» **Work item**: Go through the entries below and pick out every line with "Average".

» **Interface dataset entries**:
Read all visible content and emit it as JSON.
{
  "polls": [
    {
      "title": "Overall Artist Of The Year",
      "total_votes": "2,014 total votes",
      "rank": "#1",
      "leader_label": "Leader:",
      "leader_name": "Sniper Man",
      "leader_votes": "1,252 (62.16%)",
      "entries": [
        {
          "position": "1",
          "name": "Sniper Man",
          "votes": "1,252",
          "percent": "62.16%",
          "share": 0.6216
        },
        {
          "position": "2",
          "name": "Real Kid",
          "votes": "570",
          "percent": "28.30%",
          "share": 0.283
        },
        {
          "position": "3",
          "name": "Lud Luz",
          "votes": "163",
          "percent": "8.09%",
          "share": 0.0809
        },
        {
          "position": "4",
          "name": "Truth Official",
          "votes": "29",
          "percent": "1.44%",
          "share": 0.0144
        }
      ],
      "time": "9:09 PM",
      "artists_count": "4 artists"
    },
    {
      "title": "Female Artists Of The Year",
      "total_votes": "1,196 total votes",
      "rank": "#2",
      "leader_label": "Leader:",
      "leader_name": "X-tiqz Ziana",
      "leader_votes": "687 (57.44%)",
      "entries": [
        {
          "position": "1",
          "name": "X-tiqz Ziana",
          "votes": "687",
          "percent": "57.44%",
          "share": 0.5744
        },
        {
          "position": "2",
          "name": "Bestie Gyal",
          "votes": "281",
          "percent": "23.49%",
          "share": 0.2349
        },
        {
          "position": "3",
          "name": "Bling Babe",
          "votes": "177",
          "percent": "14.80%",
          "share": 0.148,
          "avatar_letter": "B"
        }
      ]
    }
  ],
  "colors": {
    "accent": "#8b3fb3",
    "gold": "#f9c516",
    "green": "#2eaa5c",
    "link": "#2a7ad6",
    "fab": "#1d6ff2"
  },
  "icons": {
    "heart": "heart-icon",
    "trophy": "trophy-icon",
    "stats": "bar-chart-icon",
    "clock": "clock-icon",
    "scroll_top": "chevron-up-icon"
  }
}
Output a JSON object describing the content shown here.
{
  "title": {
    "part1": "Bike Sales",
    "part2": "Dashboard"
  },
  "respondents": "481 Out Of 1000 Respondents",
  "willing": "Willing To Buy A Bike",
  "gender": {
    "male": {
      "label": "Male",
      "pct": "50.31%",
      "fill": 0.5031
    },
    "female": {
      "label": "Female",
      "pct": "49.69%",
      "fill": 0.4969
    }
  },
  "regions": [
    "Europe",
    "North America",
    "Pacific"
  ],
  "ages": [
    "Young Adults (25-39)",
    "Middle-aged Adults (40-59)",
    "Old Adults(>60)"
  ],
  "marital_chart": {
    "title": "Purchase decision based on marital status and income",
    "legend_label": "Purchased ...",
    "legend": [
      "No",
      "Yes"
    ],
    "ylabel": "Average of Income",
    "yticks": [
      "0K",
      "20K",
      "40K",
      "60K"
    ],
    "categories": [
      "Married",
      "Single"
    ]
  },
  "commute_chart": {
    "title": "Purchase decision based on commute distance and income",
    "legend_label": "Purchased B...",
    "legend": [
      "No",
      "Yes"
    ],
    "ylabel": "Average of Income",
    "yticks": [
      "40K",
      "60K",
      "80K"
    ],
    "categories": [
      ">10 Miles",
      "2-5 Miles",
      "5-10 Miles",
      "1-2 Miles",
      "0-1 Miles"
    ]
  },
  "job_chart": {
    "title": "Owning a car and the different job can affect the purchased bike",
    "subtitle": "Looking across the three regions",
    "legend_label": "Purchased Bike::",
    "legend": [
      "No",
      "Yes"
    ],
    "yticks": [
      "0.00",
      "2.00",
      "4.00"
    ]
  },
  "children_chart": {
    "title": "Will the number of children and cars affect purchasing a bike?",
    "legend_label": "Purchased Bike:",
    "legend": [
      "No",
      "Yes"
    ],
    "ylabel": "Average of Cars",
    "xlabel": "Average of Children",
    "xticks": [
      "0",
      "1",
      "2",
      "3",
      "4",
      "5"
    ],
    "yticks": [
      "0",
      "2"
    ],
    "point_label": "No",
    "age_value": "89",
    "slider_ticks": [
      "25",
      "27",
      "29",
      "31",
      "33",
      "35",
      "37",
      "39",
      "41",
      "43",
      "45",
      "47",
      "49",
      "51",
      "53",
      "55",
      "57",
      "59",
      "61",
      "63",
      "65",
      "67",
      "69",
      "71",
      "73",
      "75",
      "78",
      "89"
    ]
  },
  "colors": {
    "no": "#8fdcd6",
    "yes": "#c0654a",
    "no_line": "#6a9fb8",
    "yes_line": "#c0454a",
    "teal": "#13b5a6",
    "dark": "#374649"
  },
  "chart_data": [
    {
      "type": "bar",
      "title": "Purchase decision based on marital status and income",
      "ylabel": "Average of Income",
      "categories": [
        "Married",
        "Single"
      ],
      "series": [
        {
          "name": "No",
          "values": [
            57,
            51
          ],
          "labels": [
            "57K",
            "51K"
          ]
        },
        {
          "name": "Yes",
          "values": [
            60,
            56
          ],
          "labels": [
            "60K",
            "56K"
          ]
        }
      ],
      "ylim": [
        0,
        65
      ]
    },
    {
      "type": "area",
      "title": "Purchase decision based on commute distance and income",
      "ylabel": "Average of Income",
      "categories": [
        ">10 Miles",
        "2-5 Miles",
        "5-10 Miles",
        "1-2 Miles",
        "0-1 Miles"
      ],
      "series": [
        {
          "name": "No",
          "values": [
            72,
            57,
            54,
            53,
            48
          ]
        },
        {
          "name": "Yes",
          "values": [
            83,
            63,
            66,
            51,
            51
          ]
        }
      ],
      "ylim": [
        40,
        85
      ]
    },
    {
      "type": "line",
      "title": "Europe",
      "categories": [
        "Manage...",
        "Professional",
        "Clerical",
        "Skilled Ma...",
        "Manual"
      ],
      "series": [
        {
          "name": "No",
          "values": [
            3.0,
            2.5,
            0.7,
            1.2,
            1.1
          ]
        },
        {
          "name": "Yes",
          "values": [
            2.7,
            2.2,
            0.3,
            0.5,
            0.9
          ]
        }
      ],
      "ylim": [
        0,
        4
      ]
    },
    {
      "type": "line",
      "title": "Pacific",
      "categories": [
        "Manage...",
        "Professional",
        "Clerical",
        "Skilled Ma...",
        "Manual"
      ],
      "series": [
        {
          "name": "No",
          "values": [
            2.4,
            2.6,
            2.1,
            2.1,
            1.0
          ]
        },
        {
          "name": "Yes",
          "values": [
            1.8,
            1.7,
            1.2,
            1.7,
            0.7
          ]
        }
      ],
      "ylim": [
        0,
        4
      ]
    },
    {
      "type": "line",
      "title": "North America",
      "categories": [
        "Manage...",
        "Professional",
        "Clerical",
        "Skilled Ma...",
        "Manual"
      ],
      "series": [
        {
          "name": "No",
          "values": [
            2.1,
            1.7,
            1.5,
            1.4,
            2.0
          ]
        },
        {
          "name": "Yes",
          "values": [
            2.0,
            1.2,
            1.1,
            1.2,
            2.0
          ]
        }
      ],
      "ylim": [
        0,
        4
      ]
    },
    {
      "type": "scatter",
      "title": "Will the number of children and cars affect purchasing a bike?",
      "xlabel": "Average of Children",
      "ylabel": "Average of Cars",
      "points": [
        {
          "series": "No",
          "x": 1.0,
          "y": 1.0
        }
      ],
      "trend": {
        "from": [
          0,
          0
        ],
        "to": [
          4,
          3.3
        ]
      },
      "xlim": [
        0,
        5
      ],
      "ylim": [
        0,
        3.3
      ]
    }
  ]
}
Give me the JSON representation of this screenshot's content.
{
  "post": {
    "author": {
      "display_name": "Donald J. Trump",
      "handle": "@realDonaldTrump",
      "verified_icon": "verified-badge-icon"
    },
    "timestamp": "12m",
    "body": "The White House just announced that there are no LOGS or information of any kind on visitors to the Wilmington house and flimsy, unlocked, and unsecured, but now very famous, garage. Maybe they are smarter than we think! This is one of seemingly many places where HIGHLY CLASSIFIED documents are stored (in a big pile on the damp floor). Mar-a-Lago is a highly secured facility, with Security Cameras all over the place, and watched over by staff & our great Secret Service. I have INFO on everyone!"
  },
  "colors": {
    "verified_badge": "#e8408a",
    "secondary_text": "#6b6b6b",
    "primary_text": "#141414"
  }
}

» **Result below**:
    "ylabel": "Average of Income",
    "ylabel": "Average of Income",
    "ylabel": "Average of Cars",
    "xlabel": "Average of Children",
      "ylabel": "Average of Income",
      "ylabel": "Average of Income",
      "xlabel": "Average of Children",
      "ylabel": "Average of Cars",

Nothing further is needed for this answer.